Today, more than six percent of Europe’s economic output is dependent on satellite navigation – and this figure is continuously increasing. Economies such as the economy of Germany, with large automotive, energy, and banking sectors, are highly dependent on navigation services. Therefore, the logical approach was to support the European effort in developing an independent navigation system, known as Galileo. At present, the first generation of the Galileo system is being deployed. The satellites are produced in Germany and one of the control centers is located in Oberpfaffenhofen. The institute supports these developments, specifically through the verification of signals. The first Galileo satellites have already spent 50 percent of their operational life in Earth orbit. Due to the long lead times, it is thus necessary to start with the development of the next generation(s) of satellites and systems. A particular focus of the institute is on enabling the use of satellite navigation in safety-critical applications.
In the 1970s, the solar mission Helios required a large antenna, which was built at the DLR site in Weilheim. Today, this antenna, featuring a diameter of 30 meters, is a big opportunity for satellite navigation, since it is capable of raising navigation signals 30 m antenna dish at DLR premises in Weilheim, used for GNSS signal verification above the noise floor. This permits a detailed analysis of these signals, which are otherwise drowned in noise. The institute
has developed processes for measuring many important signal properties and in particular for characterizing signal deformations. The resulting capabilities are regularly used by ESA during the in-orbit testing of Galileo satellites. Support was also given to the US GPS Wing.
A precise understanding of the worst signal deformations is of particular importance for the use of GPS and Galileo in safetycritical applications, such as the landing of aircraft.
The extremely weak satellite signals are typically superposed by interference when reaching the receiver and this interference can be many orders of magnitude stronger than the desired satellite signal. To handle such situations, the institute developed receivers capable of suppressing interference that is 10 orders of magnitude larger than the desired signal! Furthermore, these receivers are also able to recognize spoofed signals or signals transmitted by a repeater (meaconing). Such capabilities are essential for the use of satellite navigation in safety-of-life applications.
Ionospheric monitoring and prediction
The ionospheric plasma significantly affects satellite navigation. In extreme cases, it can cause delays of the satellite signals by several tens of metres. With the new signals from GPS and Galileo, this delay can generally be estimated – at least when the necessary receiver upgrade can be afforded. In all other cases, the receiver must resort to externally provided correction data. A corresponding service has been developed at the institute. It relies on different measurements performed on the ground and on various satellites. To date, the institute has developed models for predicting not only signal delays, but also ionospheric storms. The latter are phases of particularly high fluctuation in the ionisation caused by solar events. When this occurs, some signals can become completely unusable. Correspondingly, the ability to forecast such phases has a direct economic benefit.
Pathfinder for the next generation – Galileo Evolution

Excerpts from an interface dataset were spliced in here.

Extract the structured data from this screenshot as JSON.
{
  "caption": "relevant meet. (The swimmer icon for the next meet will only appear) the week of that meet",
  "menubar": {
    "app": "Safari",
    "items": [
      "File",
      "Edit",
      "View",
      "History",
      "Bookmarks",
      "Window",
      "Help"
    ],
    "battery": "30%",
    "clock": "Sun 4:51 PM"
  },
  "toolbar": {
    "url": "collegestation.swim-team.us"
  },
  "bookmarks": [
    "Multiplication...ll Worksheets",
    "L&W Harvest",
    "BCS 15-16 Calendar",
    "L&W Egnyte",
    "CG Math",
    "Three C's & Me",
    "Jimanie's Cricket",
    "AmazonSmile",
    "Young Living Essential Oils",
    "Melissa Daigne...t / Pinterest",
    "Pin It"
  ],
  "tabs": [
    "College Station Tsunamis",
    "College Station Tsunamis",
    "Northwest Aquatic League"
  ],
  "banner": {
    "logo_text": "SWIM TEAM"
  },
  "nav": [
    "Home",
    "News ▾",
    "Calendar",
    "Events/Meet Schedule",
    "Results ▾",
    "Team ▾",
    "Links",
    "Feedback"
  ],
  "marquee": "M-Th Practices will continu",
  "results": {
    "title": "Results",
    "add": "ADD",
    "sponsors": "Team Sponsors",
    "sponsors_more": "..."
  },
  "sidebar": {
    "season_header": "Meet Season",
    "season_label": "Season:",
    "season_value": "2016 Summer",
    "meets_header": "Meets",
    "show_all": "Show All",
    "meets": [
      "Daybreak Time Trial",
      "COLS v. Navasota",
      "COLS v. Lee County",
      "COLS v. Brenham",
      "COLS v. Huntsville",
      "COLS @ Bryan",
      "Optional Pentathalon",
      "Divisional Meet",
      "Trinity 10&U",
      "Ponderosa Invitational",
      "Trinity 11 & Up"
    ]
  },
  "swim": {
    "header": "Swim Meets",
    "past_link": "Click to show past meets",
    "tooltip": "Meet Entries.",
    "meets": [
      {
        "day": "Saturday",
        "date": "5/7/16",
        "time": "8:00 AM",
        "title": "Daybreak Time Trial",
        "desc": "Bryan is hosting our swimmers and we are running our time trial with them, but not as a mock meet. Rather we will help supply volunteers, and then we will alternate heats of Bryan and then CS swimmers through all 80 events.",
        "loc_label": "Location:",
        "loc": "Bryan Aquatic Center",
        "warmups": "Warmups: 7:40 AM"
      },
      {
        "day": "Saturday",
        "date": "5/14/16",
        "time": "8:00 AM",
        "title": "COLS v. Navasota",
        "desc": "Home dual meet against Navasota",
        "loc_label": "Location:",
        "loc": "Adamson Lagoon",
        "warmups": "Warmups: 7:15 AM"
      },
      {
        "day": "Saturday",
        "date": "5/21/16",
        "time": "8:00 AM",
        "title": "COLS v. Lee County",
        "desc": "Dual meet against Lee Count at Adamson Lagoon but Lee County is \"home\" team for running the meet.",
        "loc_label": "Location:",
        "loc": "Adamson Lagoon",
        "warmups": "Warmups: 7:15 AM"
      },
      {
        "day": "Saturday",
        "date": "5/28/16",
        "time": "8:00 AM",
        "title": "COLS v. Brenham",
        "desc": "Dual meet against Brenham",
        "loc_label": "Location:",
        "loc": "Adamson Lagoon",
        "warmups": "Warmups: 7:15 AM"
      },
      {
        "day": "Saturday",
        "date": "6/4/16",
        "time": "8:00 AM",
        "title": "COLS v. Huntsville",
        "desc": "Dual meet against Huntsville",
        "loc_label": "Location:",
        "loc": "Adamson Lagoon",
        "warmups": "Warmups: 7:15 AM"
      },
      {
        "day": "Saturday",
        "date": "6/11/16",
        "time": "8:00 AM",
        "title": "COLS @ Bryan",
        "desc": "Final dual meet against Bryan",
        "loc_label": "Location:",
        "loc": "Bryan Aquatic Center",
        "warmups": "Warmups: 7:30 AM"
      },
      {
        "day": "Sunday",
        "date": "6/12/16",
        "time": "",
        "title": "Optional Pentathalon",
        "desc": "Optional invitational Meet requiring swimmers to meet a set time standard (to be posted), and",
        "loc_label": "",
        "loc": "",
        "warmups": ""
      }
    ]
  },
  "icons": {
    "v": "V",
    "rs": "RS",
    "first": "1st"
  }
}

GPS is the blueprint for all current satellite navigation systems. Its architecture has proven its benefits and will therefore not be changed fundamentally in the two upcoming generations. In the opinion of the institute, these generations should be focussed on improving the suitability for safety-critical applications, the availability of high precision, and on the reduction of operating costs. Measures that are useful to this end include a robust time system on board the satellites, self-assessment capabilities for signals on the satellites, inter-satellite links, potentially two-way measurements between the satellite and the ground, as well as the transmission of a number of parameters useful for accurate positioning. Some of the additional parameters shall improve the compatibility with other systems. Selected developments of the signals will also be considered under the condition that backward compatibility is maintained.